Work to complete | Below are some entries. Reproduce them word for word.

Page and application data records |
--------------------------------

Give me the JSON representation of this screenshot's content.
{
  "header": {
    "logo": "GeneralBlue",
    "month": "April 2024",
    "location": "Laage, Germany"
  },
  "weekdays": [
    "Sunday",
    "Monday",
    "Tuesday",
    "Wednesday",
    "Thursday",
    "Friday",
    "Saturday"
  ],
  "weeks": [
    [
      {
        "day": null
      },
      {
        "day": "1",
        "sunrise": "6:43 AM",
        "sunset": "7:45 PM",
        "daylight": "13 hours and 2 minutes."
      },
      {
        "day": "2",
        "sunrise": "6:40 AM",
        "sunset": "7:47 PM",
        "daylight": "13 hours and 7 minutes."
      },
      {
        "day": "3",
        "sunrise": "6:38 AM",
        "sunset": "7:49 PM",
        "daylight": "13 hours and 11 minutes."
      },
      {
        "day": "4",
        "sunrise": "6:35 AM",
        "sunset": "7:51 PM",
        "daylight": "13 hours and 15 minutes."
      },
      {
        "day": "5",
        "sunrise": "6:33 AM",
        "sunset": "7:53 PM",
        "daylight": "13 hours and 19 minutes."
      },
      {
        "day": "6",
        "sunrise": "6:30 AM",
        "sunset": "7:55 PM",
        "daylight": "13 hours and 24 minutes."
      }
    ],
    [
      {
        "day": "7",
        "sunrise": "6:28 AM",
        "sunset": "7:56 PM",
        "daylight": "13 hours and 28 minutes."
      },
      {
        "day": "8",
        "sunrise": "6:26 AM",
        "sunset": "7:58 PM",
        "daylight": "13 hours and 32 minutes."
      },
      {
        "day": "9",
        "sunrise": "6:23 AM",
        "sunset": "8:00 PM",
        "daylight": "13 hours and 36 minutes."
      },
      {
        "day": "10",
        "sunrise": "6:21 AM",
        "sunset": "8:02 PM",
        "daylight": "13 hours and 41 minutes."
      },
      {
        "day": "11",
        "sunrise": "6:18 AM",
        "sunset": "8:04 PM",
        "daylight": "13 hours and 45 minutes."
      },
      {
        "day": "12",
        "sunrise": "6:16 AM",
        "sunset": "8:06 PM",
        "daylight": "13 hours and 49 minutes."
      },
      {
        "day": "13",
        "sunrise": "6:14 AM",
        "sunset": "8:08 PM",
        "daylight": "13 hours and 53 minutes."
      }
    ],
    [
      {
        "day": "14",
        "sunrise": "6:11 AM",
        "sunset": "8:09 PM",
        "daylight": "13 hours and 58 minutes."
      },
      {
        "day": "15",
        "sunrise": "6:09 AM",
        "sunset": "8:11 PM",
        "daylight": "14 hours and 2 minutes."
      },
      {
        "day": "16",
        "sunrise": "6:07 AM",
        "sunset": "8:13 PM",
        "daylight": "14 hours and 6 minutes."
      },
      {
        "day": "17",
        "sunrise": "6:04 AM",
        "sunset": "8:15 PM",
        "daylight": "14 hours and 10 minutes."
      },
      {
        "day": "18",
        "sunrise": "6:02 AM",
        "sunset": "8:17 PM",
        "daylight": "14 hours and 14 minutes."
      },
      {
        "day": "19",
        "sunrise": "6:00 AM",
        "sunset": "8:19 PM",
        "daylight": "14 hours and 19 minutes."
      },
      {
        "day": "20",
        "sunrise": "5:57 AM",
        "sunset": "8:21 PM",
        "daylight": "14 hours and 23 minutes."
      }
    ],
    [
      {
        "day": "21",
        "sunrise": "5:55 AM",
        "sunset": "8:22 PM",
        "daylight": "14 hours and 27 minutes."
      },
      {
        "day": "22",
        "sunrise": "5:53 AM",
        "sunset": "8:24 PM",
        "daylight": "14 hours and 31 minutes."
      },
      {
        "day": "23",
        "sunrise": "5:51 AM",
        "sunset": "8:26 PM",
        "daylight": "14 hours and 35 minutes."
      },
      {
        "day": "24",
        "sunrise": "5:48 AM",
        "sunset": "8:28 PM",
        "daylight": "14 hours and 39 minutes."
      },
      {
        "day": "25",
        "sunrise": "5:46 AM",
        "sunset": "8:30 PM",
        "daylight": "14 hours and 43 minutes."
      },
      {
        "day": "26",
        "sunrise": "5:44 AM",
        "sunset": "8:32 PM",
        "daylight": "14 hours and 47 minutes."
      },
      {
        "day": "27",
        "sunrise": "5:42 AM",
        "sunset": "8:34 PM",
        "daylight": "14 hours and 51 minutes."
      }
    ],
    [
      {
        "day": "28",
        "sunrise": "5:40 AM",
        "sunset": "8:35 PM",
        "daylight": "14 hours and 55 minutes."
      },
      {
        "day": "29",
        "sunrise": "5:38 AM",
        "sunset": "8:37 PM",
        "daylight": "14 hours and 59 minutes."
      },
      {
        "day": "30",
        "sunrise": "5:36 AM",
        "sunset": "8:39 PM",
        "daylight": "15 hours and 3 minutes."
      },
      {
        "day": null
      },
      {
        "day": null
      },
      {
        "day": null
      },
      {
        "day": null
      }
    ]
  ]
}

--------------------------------

Answer to this task |
Give me the JSON representation of this screenshot's content.
{
  "header": {
    "logo": "GeneralBlue",
    "month": "April 2024",
    "location": "Laage, Germany"
  },
  "weekdays": [
    "Sunday",
    "Monday",
    "Tuesday",
    "Wednesday",
    "Thursday",
    "Friday",
    "Saturday"
  ],
  "weeks": [
    [
      {
        "day": null
      },
      {
        "day": "1",
        "sunrise": "6:43 AM",
        "sunset": "7:45 PM",
        "daylight": "13 hours and 2 minutes."
      },
      {
        "day": "2",
        "sunrise": "6:40 AM",
        "sunset": "7:47 PM",
        "daylight": "13 hours and 7 minutes."
      },
      {
        "day": "3",
        "sunrise": "6:38 AM",
        "sunset": "7:49 PM",
        "daylight": "13 hours and 11 minutes."
      },
      {
        "day": "4",
        "sunrise": "6:35 AM",
        "sunset": "7:51 PM",
        "daylight": "13 hours and 15 minutes."
      },
      {
        "day": "5",
        "sunrise": "6:33 AM",
        "sunset": "7:53 PM",
        "daylight": "13 hours and 19 minutes."
      },
      {
        "day": "6",
        "sunrise": "6:30 AM",
        "sunset": "7:55 PM",
        "daylight": "13 hours and 24 minutes."
      }
    ],
    [
      {
        "day": "7",
        "sunrise": "6:28 AM",
        "sunset": "7:56 PM",
        "daylight": "13 hours and 28 minutes."
      },
      {
        "day": "8",
        "sunrise": "6:26 AM",
        "sunset": "7:58 PM",
        "daylight": "13 hours and 32 minutes."
      },
      {
        "day": "9",
        "sunrise": "6:23 AM",
        "sunset": "8:00 PM",
        "daylight": "13 hours and 36 minutes."
      },
      {
        "day": "10",
        "sunrise": "6:21 AM",
        "sunset": "8:02 PM",
        "daylight": "13 hours and 41 minutes."
      },
      {
        "day": "11",
        "sunrise": "6:18 AM",
        "sunset": "8:04 PM",
        "daylight": "13 hours and 45 minutes."
      },
      {
        "day": "12",
        "sunrise": "6:16 AM",
        "sunset": "8:06 PM",
        "daylight": "13 hours and 49 minutes."
      },
      {
        "day": "13",
        "sunrise": "6:14 AM",
        "sunset": "8:08 PM",
        "daylight": "13 hours and 53 minutes."
      }
    ],
    [
      {
        "day": "14",
        "sunrise": "6:11 AM",
        "sunset": "8:09 PM",
        "daylight": "13 hours and 58 minutes."
      },
      {
        "day": "15",
        "sunrise": "6:09 AM",
        "sunset": "8:11 PM",
        "daylight": "14 hours and 2 minutes."
      },
      {
        "day": "16",
        "sunrise": "6:07 AM",
        "sunset": "8:13 PM",
        "daylight": "14 hours and 6 minutes."
      },
      {
        "day": "17",
        "sunrise": "6:04 AM",
        "sunset": "8:15 PM",
        "daylight": "14 hours and 10 minutes."
      },
      {
        "day": "18",
        "sunrise": "6:02 AM",
        "sunset": "8:17 PM",
        "daylight": "14 hours and 14 minutes."
      },
      {
        "day": "19",
        "sunrise": "6:00 AM",
        "sunset": "8:19 PM",
        "daylight": "14 hours and 19 minutes."
      },
      {
        "day": "20",
        "sunrise": "5:57 AM",
        "sunset": "8:21 PM",
        "daylight": "14 hours and 23 minutes."
      }
    ],
    [
      {
        "day": "21",
        "sunrise": "5:55 AM",
        "sunset": "8:22 PM",
        "daylight": "14 hours and 27 minutes."
      },
      {
        "day": "22",
        "sunrise": "5:53 AM",
        "sunset": "8:24 PM",
        "daylight": "14 hours and 31 minutes."
      },
      {
        "day": "23",
        "sunrise": "5:51 AM",
        "sunset": "8:26 PM",
        "daylight": "14 hours and 35 minutes."
      },
      {
        "day": "24",
        "sunrise": "5:48 AM",
        "sunset": "8:28 PM",
        "daylight": "14 hours and 39 minutes."
      },
      {
        "day": "25",
        "sunrise": "5:46 AM",
        "sunset": "8:30 PM",
        "daylight": "14 hours and 43 minutes."
      },
      {
        "day": "26",
        "sunrise": "5:44 AM",
        "sunset": "8:32 PM",
        "daylight": "14 hours and 47 minutes."
      },
      {
        "day": "27",
        "sunrise": "5:42 AM",
        "sunset": "8:34 PM",
        "daylight": "14 hours and 51 minutes."
      }
    ],
    [
      {
        "day": "28",
        "sunrise": "5:40 AM",
        "sunset": "8:35 PM",
        "daylight": "14 hours and 55 minutes."
      },
      {
        "day": "29",
        "sunrise": "5:38 AM",
        "sunset": "8:37 PM",
        "daylight": "14 hours and 59 minutes."
      },
      {
        "day": "30",
        "sunrise": "5:36 AM",
        "sunset": "8:39 PM",
        "daylight": "15 hours and 3 minutes."
      },
      {
        "day": null
      },
      {
        "day": null
      },
      {
        "day": null
      },
      {
        "day": null
      }
    ]
  ]
}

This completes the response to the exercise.